It’s Thursday, which is one day away from Friday…
Amidst all the stories of tragedy, gloom, doom, and accusations of stinginess (although the media’s hype of massive generosity seems to belie the accusation of Scrooge behavior) regarding the South Asian tsunami, a Jan. 4 article – NY Times’ David Rhode’s writing on the hopes of humanity’s better nature:
The Tidal Wave Task Force headquarters here is not much to look at, but what is happening inside is extraordinary.
Inside a crumbling, bullet-riddled building in rebel territory in northern Sri Lanka, low-level representatives of the country’s government and Tamil Tigers rebels – mortal enemies in a brutal civil war – are sitting together and planning the distribution of relief aid to tsunami victims. [….]
In a reaction reminiscent of the sense of unity that spread across the United States following the September 2001 terrorist attacks, large numbers of Sri Lankans appear to be spontaneously reaching across the country’s festering ethnic divides and delivering donated food and aid to rival ethnic groups.
“We see people strongly affected by it,” said a senior Western diplomat who spoke on condition of anonymity. “They think about the possibility of working together and the necessity to do so.”
An array of political and religious leaders has called for national unity since the disaster. In impromptu scenes witnessed over the past five days, Sri Lankans of various backgrounds delivered aid to one another or proudly told stories of food being delivered by one group to another.
While it was impossible to gauge the actual breadth of the sentiment, a new passion for unity has been heard repeatedly in interviews. Asked why he had just delivered a truckload of food to a group of ethnic Tamil refugees on Sri Lanka’s east coast last week, Thavamani, a 48-year-old ethnic Sinhalese businessmen who uses only the one name, said it was his response to the disaster.
“Because of the incidents, we have to get together,” he said. “We have to get together.”
In the mountain town of Teldeniya in central Sri Lanka, Jayasingha, a 32-year-old businessman, was one of hundreds of people who attended a ceremony at a Buddhist temple where monks lit 15,000 oil lamps in remembrance of the dead. Sinhalese, who make up about 75 percent of the population, are generally Buddhists. Tamils, who make up roughly 18 percent of the population, are generally Hindus.

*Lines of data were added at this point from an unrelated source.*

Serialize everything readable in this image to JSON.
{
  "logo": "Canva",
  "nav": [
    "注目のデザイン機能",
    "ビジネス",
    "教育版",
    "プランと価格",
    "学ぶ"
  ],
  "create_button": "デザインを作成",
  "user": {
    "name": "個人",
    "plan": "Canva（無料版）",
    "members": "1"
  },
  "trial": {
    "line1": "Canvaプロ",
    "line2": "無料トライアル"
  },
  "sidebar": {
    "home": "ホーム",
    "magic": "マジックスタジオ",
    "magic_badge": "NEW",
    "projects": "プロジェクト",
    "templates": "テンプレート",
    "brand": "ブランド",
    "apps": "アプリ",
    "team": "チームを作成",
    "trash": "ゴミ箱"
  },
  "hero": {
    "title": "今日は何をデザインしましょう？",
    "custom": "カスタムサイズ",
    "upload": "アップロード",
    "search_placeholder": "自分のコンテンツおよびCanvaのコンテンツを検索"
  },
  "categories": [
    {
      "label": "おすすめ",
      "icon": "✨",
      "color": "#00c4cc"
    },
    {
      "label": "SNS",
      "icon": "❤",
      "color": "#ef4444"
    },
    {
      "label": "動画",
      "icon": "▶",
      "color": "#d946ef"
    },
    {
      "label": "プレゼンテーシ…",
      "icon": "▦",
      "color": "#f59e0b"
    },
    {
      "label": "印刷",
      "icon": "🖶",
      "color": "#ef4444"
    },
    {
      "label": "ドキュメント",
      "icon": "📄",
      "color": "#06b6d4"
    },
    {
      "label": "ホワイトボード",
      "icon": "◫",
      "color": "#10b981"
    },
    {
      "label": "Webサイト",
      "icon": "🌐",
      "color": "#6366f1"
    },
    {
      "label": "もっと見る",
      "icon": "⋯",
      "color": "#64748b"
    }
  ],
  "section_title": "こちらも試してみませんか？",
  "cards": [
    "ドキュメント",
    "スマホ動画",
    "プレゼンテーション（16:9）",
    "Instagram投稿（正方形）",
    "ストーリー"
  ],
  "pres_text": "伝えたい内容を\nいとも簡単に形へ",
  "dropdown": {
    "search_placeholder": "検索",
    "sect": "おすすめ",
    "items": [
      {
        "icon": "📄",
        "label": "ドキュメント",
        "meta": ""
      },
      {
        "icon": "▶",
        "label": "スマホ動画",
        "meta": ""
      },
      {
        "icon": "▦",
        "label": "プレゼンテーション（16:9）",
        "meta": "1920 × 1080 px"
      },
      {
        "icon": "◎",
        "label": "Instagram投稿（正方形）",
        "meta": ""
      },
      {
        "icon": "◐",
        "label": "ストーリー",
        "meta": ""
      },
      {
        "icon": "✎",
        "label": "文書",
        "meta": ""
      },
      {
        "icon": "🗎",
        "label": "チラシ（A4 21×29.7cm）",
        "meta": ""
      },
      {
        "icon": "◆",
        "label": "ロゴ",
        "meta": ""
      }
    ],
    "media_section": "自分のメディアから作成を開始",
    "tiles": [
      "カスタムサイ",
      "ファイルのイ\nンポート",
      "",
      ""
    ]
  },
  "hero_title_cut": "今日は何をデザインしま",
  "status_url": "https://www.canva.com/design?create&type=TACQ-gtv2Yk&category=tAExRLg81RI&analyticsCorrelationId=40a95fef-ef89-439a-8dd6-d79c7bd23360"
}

Gently cradling his 11-month-old daughter in his arms, Mr. Jayasingha, a Sinhalese, said the nation’s response to the crisis has shown that Sri Lankans can work cooperatively.
“Muslims, Sinhalese, Tamils, they are working together everywhere with this problem,” he said. “I’m hoping in the future it will be like that.”
Sounds beautiful, if it can happen.
Slate.com’s latest “Jurisprudence” column, by Stanford Law prof Richard Thompson Ford, argues that the liberals ought to embrace federalism. Arguably, he has a point – as much as the left of center folks recoil at the idea of states’ rights, there’s nothing inherently “conservative” about federalism. It always irritated me whenever the conservative types wave their so-called federalism flag, since I always thought that there was more to federalism than “conservative” or “liberal” labels. And, correct me if I’m wrong, but federalism was more than just “states’ rights” – it was the Founding Fathers’ idea of balancing the states and the central (federal) government and included checks and balances of the federal government itself (the legislative, executive, and judiciary branches annoying the heck out of each other with various maneuvers). I mean, those Founding Fathers weren’t idiots or just Dead White Guys – they were trying to make an unprecedented government that functioned somehow for more than 200 years…
(ok, it’s too obvious that I spent my undergraduate years studying the history of the Founding Fathers, isn’t it? Rah-rah for the history majors; or else maybe the poli-sci folks can challenge that.).